Input for this task START
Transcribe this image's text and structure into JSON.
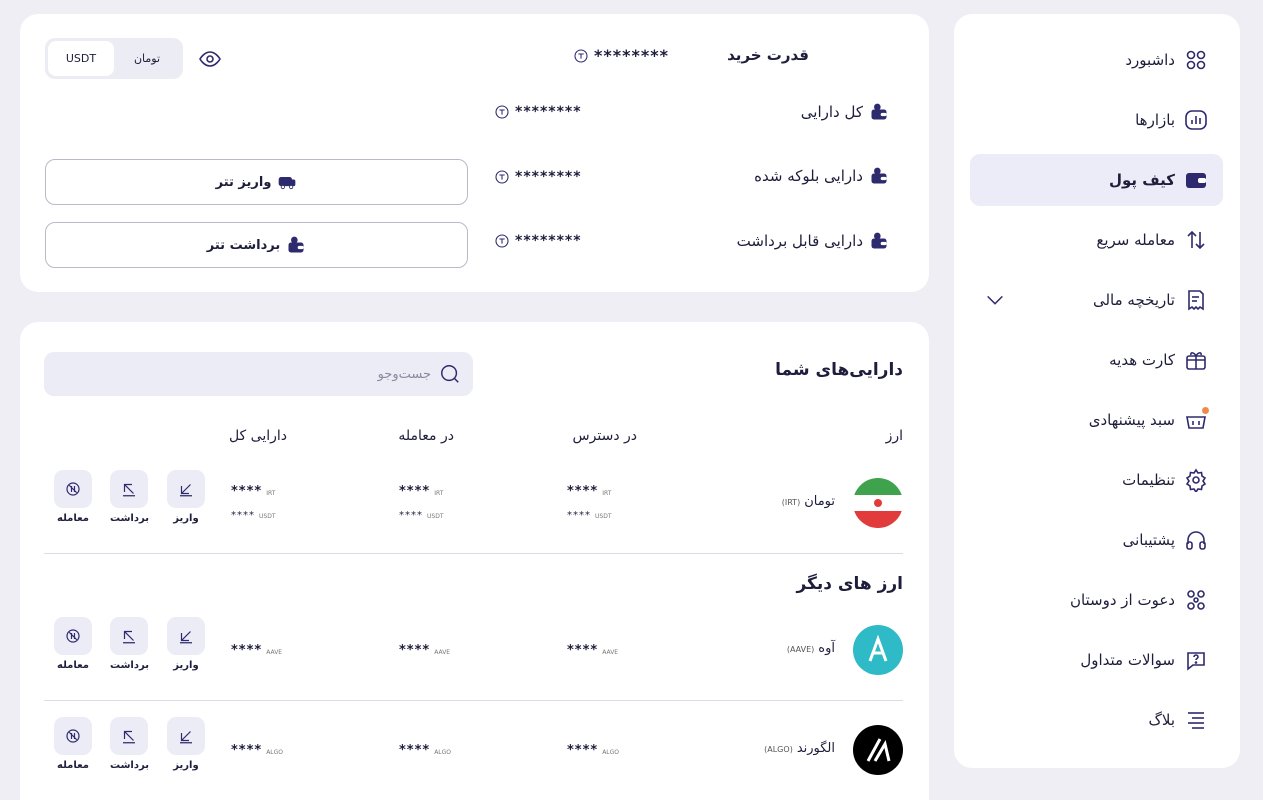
{
  "sidebar": {
    "items": [
      {
        "label": "داشبورد",
        "icon": "grid-icon"
      },
      {
        "label": "بازارها",
        "icon": "chart-icon"
      },
      {
        "label": "کیف پول",
        "icon": "wallet-icon",
        "active": true
      },
      {
        "label": "معامله سریع",
        "icon": "swap-arrows-icon"
      },
      {
        "label": "تاریخچه مالی",
        "icon": "receipt-icon"
      },
      {
        "label": "کارت هدیه",
        "icon": "gift-icon"
      },
      {
        "label": "سبد پیشنهادی",
        "icon": "basket-icon"
      },
      {
        "label": "تنظیمات",
        "icon": "gear-icon"
      },
      {
        "label": "پشتیبانی",
        "icon": "headphones-icon"
      },
      {
        "label": "دعوت از دوستان",
        "icon": "users-icon"
      },
      {
        "label": "سوالات متداول",
        "icon": "question-icon"
      },
      {
        "label": "بلاگ",
        "icon": "blog-icon"
      }
    ]
  },
  "balance": {
    "currency_toggle": {
      "options": [
        "USDT",
        "تومان"
      ],
      "selected": "USDT"
    },
    "purchasing_power": {
      "label": "قدرت خرید",
      "value": "********"
    },
    "rows": [
      {
        "label": "کل دارایی",
        "value": "********"
      },
      {
        "label": "دارایی بلوکه شده",
        "value": "********"
      },
      {
        "label": "دارایی قابل برداشت",
        "value": "********"
      }
    ],
    "deposit_button": "واریز تتر",
    "withdraw_button": "برداشت تتر"
  },
  "assets": {
    "title": "دارایی‌های شما",
    "search_placeholder": "جست‌وجو",
    "columns": {
      "currency": "ارز",
      "available": "در دسترس",
      "in_trade": "در معامله",
      "total": "دارایی کل"
    },
    "other_title": "ارز های دیگر",
    "actions": {
      "deposit": "واریز",
      "withdraw": "برداشت",
      "trade": "معامله"
    },
    "toman": {
      "name": "تومان",
      "symbol": "(IRT)",
      "masked": "****",
      "unit": "IRT",
      "sub_masked": "****",
      "sub_unit": "USDT"
    },
    "aave": {
      "name": "آوه",
      "symbol": "(AAVE)",
      "masked": "****",
      "unit": "AAVE"
    },
    "algo": {
      "name": "الگورند",
      "symbol": "(ALGO)",
      "masked": "****",
      "unit": "ALGO"
    }
  },
  "colors": {
    "accent": "#2e2a6e",
    "active_bg": "#ececf8",
    "aave": "#2ebac6",
    "algo": "#000000",
    "notify": "#f08a4b"
  }
}
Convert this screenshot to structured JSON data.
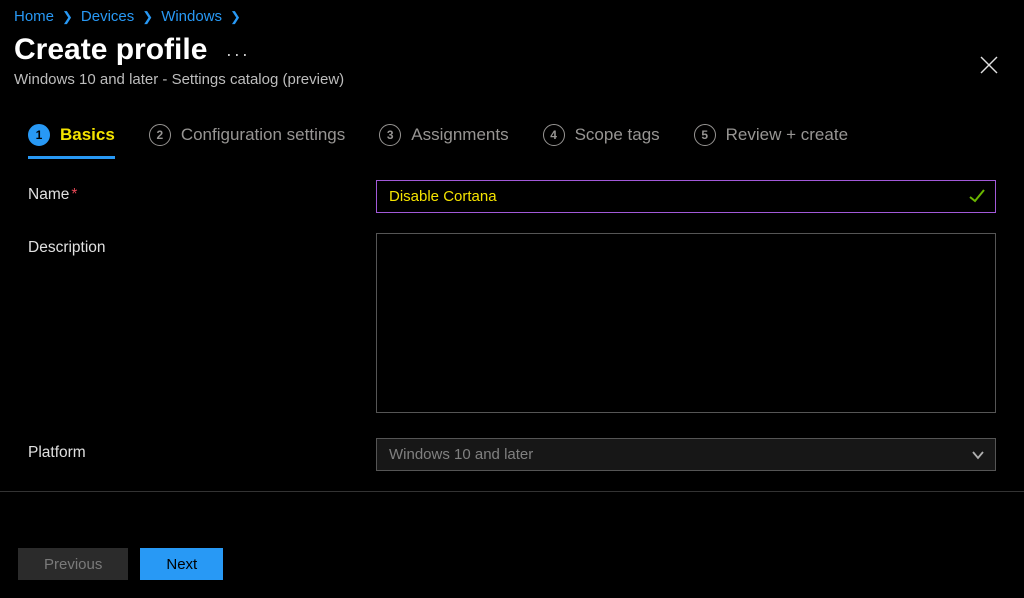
{
  "breadcrumb": {
    "home": "Home",
    "devices": "Devices",
    "windows": "Windows"
  },
  "header": {
    "title": "Create profile",
    "subtitle": "Windows 10 and later - Settings catalog (preview)"
  },
  "tabs": {
    "t1": {
      "num": "1",
      "label": "Basics"
    },
    "t2": {
      "num": "2",
      "label": "Configuration settings"
    },
    "t3": {
      "num": "3",
      "label": "Assignments"
    },
    "t4": {
      "num": "4",
      "label": "Scope tags"
    },
    "t5": {
      "num": "5",
      "label": "Review + create"
    }
  },
  "form": {
    "name_label": "Name",
    "name_value": "Disable Cortana",
    "desc_label": "Description",
    "desc_value": "",
    "platform_label": "Platform",
    "platform_value": "Windows 10 and later"
  },
  "footer": {
    "prev": "Previous",
    "next": "Next"
  }
}
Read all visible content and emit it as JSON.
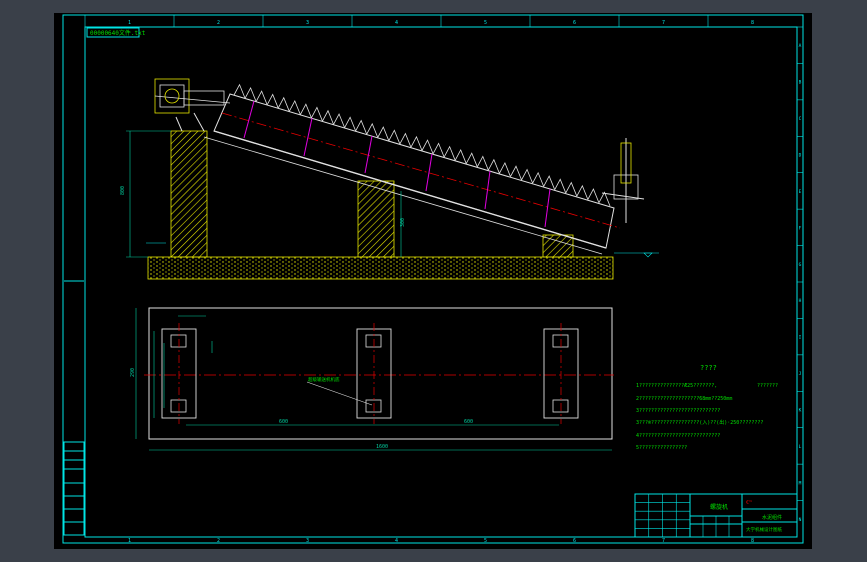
{
  "drawing": {
    "title_label": "00000640文件.txt",
    "notes_heading": "????",
    "notes": [
      "1???????????????Æ25???????,",
      "2????????????????????68mm??250mm",
      "3???????????????????????????",
      "3???®????????????????(入)??(出)·250????????",
      "4???????????????????????????",
      "5????????????????"
    ],
    "notes_right": "???????",
    "section_label": "超级输送机机底",
    "dim_base_length": "1600",
    "dim_span_a": "600",
    "dim_span_b": "600",
    "dim_side": "290",
    "dim_column_height": "800",
    "dim_right_height": "300"
  },
  "title_block": {
    "name": "螺旋机",
    "material": "水泥组件",
    "school": "大学机械设计图纸",
    "mark": "€™"
  },
  "zone_numbers": {
    "top": [
      "1",
      "2",
      "3",
      "4",
      "5",
      "6",
      "7",
      "8"
    ],
    "right": [
      "A",
      "B",
      "C",
      "D",
      "E",
      "F",
      "G",
      "H",
      "I",
      "J",
      "K",
      "L",
      "M",
      "N"
    ]
  },
  "colors": {
    "frame": "#00e5e5",
    "concrete_hatch": "#e6e600",
    "centerline": "#e60000",
    "auger": "#e0e0e0",
    "rib": "#e000e0",
    "text": "#00e000",
    "dimension": "#00d0a0"
  }
}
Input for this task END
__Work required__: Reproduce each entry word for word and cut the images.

__Result of the task__:
Transcribe this image's text and structure into JSON.
{
  "sidebar": {
    "items": [
      {
        "label": "داشبورد",
        "icon": "grid-icon"
      },
      {
        "label": "بازارها",
        "icon": "chart-icon"
      },
      {
        "label": "کیف پول",
        "icon": "wallet-icon",
        "active": true
      },
      {
        "label": "معامله سریع",
        "icon": "swap-arrows-icon"
      },
      {
        "label": "تاریخچه مالی",
        "icon": "receipt-icon"
      },
      {
        "label": "کارت هدیه",
        "icon": "gift-icon"
      },
      {
        "label": "سبد پیشنهادی",
        "icon": "basket-icon"
      },
      {
        "label": "تنظیمات",
        "icon": "gear-icon"
      },
      {
        "label": "پشتیبانی",
        "icon": "headphones-icon"
      },
      {
        "label": "دعوت از دوستان",
        "icon": "users-icon"
      },
      {
        "label": "سوالات متداول",
        "icon": "question-icon"
      },
      {
        "label": "بلاگ",
        "icon": "blog-icon"
      }
    ]
  },
  "balance": {
    "currency_toggle": {
      "options": [
        "USDT",
        "تومان"
      ],
      "selected": "USDT"
    },
    "purchasing_power": {
      "label": "قدرت خرید",
      "value": "********"
    },
    "rows": [
      {
        "label": "کل دارایی",
        "value": "********"
      },
      {
        "label": "دارایی بلوکه شده",
        "value": "********"
      },
      {
        "label": "دارایی قابل برداشت",
        "value": "********"
      }
    ],
    "deposit_button": "واریز تتر",
    "withdraw_button": "برداشت تتر"
  },
  "assets": {
    "title": "دارایی‌های شما",
    "search_placeholder": "جست‌وجو",
    "columns": {
      "currency": "ارز",
      "available": "در دسترس",
      "in_trade": "در معامله",
      "total": "دارایی کل"
    },
    "other_title": "ارز های دیگر",
    "actions": {
      "deposit": "واریز",
      "withdraw": "برداشت",
      "trade": "معامله"
    },
    "toman": {
      "name": "تومان",
      "symbol": "(IRT)",
      "masked": "****",
      "unit": "IRT",
      "sub_masked": "****",
      "sub_unit": "USDT"
    },
    "aave": {
      "name": "آوه",
      "symbol": "(AAVE)",
      "masked": "****",
      "unit": "AAVE"
    },
    "algo": {
      "name": "الگورند",
      "symbol": "(ALGO)",
      "masked": "****",
      "unit": "ALGO"
    }
  },
  "colors": {
    "accent": "#2e2a6e",
    "active_bg": "#ececf8",
    "aave": "#2ebac6",
    "algo": "#000000",
    "notify": "#f08a4b"
  }
}
Convert this screenshot to structured JSON data.
{
  "breadcrumb": {
    "home": "Home",
    "devices": "Devices",
    "windows": "Windows"
  },
  "header": {
    "title": "Create profile",
    "subtitle": "Windows 10 and later - Settings catalog (preview)"
  },
  "tabs": {
    "t1": {
      "num": "1",
      "label": "Basics"
    },
    "t2": {
      "num": "2",
      "label": "Configuration settings"
    },
    "t3": {
      "num": "3",
      "label": "Assignments"
    },
    "t4": {
      "num": "4",
      "label": "Scope tags"
    },
    "t5": {
      "num": "5",
      "label": "Review + create"
    }
  },
  "form": {
    "name_label": "Name",
    "name_value": "Disable Cortana",
    "desc_label": "Description",
    "desc_value": "",
    "platform_label": "Platform",
    "platform_value": "Windows 10 and later"
  },
  "footer": {
    "prev": "Previous",
    "next": "Next"
  }
}
Read all visible content and emit it as JSON.
{
  "drawing": {
    "title_label": "00000640文件.txt",
    "notes_heading": "????",
    "notes": [
      "1???????????????Æ25???????,",
      "2????????????????????68mm??250mm",
      "3???????????????????????????",
      "3???®????????????????(入)??(出)·250????????",
      "4???????????????????????????",
      "5????????????????"
    ],
    "notes_right": "???????",
    "section_label": "超级输送机机底",
    "dim_base_length": "1600",
    "dim_span_a": "600",
    "dim_span_b": "600",
    "dim_side": "290",
    "dim_column_height": "800",
    "dim_right_height": "300"
  },
  "title_block": {
    "name": "螺旋机",
    "material": "水泥组件",
    "school": "大学机械设计图纸",
    "mark": "€™"
  },
  "zone_numbers": {
    "top": [
      "1",
      "2",
      "3",
      "4",
      "5",
      "6",
      "7",
      "8"
    ],
    "right": [
      "A",
      "B",
      "C",
      "D",
      "E",
      "F",
      "G",
      "H",
      "I",
      "J",
      "K",
      "L",
      "M",
      "N"
    ]
  },
  "colors": {
    "frame": "#00e5e5",
    "concrete_hatch": "#e6e600",
    "centerline": "#e60000",
    "auger": "#e0e0e0",
    "rib": "#e000e0",
    "text": "#00e000",
    "dimension": "#00d0a0"
  }
}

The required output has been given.